[ACTIVITY]: Set the whole listing down again, word for word, with no pictures.
◆ ◆ ◆ ◆
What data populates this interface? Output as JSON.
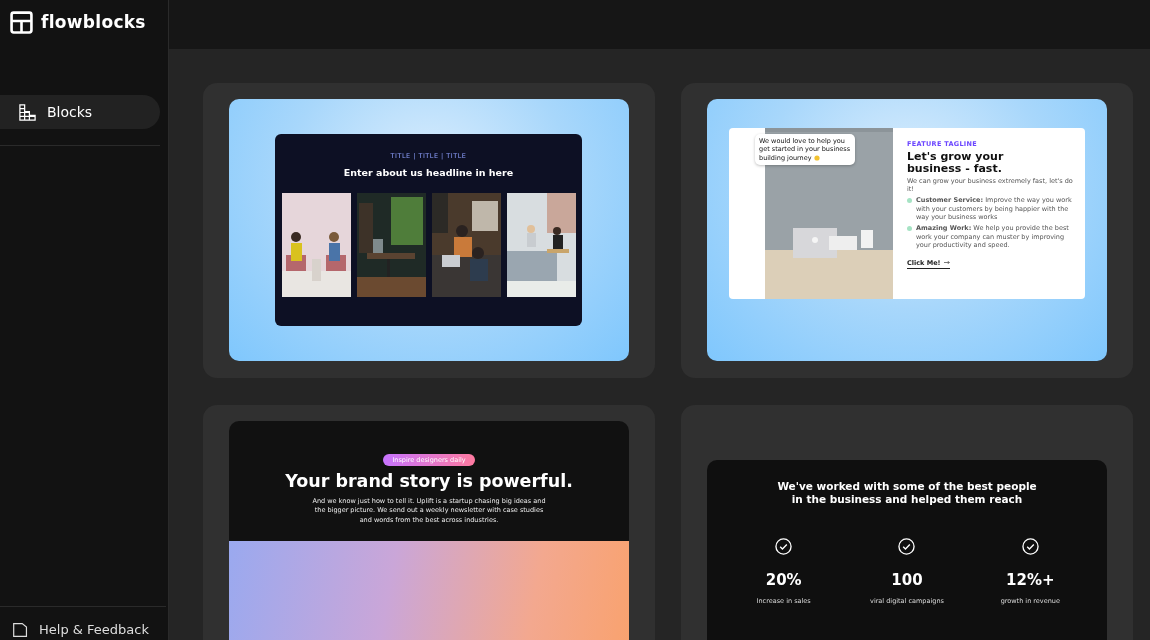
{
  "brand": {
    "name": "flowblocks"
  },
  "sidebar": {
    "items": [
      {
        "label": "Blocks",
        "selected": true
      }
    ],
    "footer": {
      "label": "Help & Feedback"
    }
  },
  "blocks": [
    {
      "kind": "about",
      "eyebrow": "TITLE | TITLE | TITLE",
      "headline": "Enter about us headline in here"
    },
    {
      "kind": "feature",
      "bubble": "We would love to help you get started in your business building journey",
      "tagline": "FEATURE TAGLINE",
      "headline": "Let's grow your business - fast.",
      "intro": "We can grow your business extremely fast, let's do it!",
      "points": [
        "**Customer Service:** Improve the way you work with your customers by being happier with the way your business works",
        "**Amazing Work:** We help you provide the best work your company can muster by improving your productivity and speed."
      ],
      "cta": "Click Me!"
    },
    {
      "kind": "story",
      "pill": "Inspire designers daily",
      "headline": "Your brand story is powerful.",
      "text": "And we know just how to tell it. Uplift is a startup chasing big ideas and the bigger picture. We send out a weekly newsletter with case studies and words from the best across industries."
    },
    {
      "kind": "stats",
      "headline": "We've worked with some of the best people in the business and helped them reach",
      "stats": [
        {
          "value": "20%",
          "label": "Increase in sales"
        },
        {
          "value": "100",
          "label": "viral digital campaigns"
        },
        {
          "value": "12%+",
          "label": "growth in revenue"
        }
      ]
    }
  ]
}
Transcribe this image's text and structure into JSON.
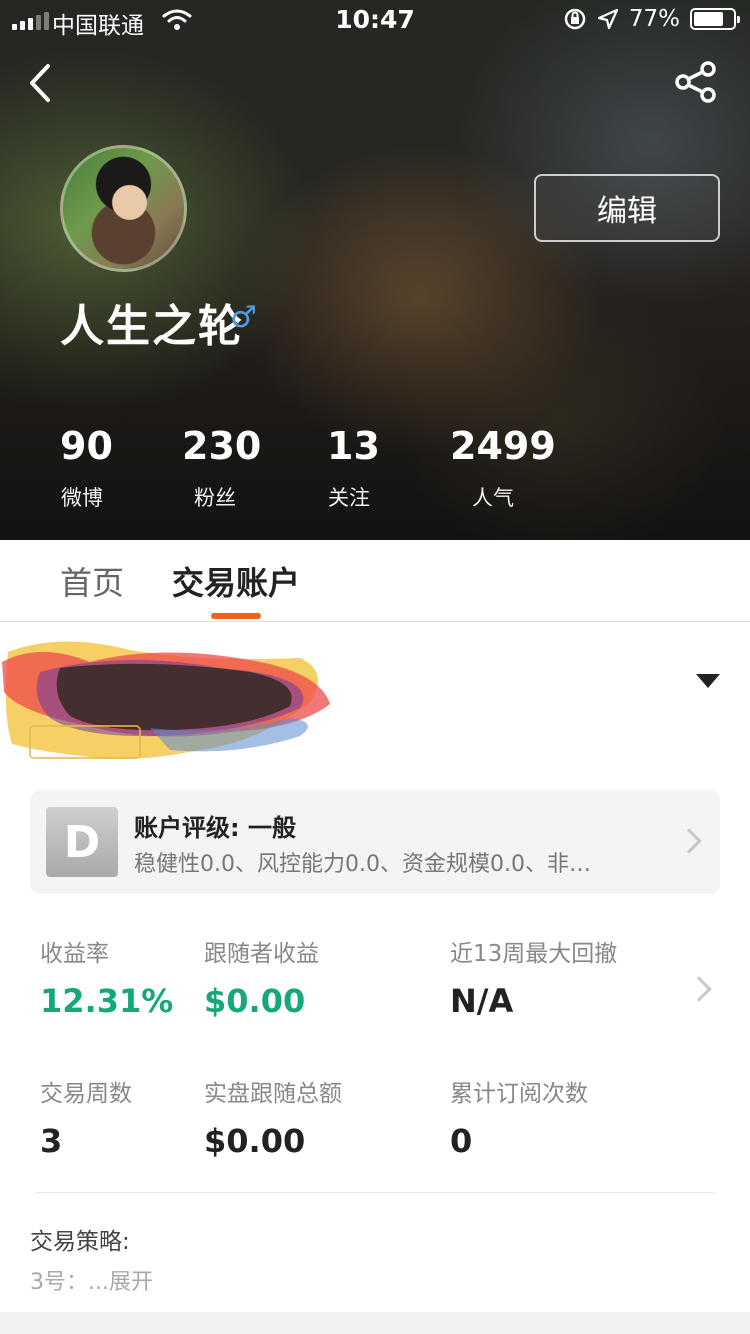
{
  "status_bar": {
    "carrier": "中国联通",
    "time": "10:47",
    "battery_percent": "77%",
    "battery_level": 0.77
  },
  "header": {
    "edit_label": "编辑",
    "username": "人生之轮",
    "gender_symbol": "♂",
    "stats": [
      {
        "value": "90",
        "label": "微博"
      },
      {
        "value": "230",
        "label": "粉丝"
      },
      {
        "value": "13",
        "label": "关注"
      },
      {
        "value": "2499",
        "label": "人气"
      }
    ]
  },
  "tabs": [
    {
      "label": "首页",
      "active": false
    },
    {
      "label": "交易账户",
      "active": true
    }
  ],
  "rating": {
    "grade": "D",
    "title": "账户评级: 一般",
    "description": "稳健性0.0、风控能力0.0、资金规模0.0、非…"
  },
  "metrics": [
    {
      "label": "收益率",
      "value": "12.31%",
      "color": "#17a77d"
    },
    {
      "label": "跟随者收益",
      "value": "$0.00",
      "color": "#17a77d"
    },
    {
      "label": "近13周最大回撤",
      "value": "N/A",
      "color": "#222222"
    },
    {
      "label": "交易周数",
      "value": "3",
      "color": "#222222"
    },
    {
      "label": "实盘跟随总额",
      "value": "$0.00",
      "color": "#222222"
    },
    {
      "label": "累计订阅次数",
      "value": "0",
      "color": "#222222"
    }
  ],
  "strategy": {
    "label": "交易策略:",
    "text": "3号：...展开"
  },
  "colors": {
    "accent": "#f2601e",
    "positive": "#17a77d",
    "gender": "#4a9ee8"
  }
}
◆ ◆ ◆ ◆
[TASK RESULT]:
What data populates this interface? Output as JSON.
{
  "brand": {
    "name": "flowblocks"
  },
  "sidebar": {
    "items": [
      {
        "label": "Blocks",
        "selected": true
      }
    ],
    "footer": {
      "label": "Help & Feedback"
    }
  },
  "blocks": [
    {
      "kind": "about",
      "eyebrow": "TITLE | TITLE | TITLE",
      "headline": "Enter about us headline in here"
    },
    {
      "kind": "feature",
      "bubble": "We would love to help you get started in your business building journey",
      "tagline": "FEATURE TAGLINE",
      "headline": "Let's grow your business - fast.",
      "intro": "We can grow your business extremely fast, let's do it!",
      "points": [
        "**Customer Service:** Improve the way you work with your customers by being happier with the way your business works",
        "**Amazing Work:** We help you provide the best work your company can muster by improving your productivity and speed."
      ],
      "cta": "Click Me!"
    },
    {
      "kind": "story",
      "pill": "Inspire designers daily",
      "headline": "Your brand story is powerful.",
      "text": "And we know just how to tell it. Uplift is a startup chasing big ideas and the bigger picture. We send out a weekly newsletter with case studies and words from the best across industries."
    },
    {
      "kind": "stats",
      "headline": "We've worked with some of the best people in the business and helped them reach",
      "stats": [
        {
          "value": "20%",
          "label": "Increase in sales"
        },
        {
          "value": "100",
          "label": "viral digital campaigns"
        },
        {
          "value": "12%+",
          "label": "growth in revenue"
        }
      ]
    }
  ]
}
Transcribe this image's text and structure into JSON.
{
  "status_bar": {
    "carrier": "中国联通",
    "time": "10:47",
    "battery_percent": "77%",
    "battery_level": 0.77
  },
  "header": {
    "edit_label": "编辑",
    "username": "人生之轮",
    "gender_symbol": "♂",
    "stats": [
      {
        "value": "90",
        "label": "微博"
      },
      {
        "value": "230",
        "label": "粉丝"
      },
      {
        "value": "13",
        "label": "关注"
      },
      {
        "value": "2499",
        "label": "人气"
      }
    ]
  },
  "tabs": [
    {
      "label": "首页",
      "active": false
    },
    {
      "label": "交易账户",
      "active": true
    }
  ],
  "rating": {
    "grade": "D",
    "title": "账户评级: 一般",
    "description": "稳健性0.0、风控能力0.0、资金规模0.0、非…"
  },
  "metrics": [
    {
      "label": "收益率",
      "value": "12.31%",
      "color": "#17a77d"
    },
    {
      "label": "跟随者收益",
      "value": "$0.00",
      "color": "#17a77d"
    },
    {
      "label": "近13周最大回撤",
      "value": "N/A",
      "color": "#222222"
    },
    {
      "label": "交易周数",
      "value": "3",
      "color": "#222222"
    },
    {
      "label": "实盘跟随总额",
      "value": "$0.00",
      "color": "#222222"
    },
    {
      "label": "累计订阅次数",
      "value": "0",
      "color": "#222222"
    }
  ],
  "strategy": {
    "label": "交易策略:",
    "text": "3号：...展开"
  },
  "colors": {
    "accent": "#f2601e",
    "positive": "#17a77d",
    "gender": "#4a9ee8"
  }
}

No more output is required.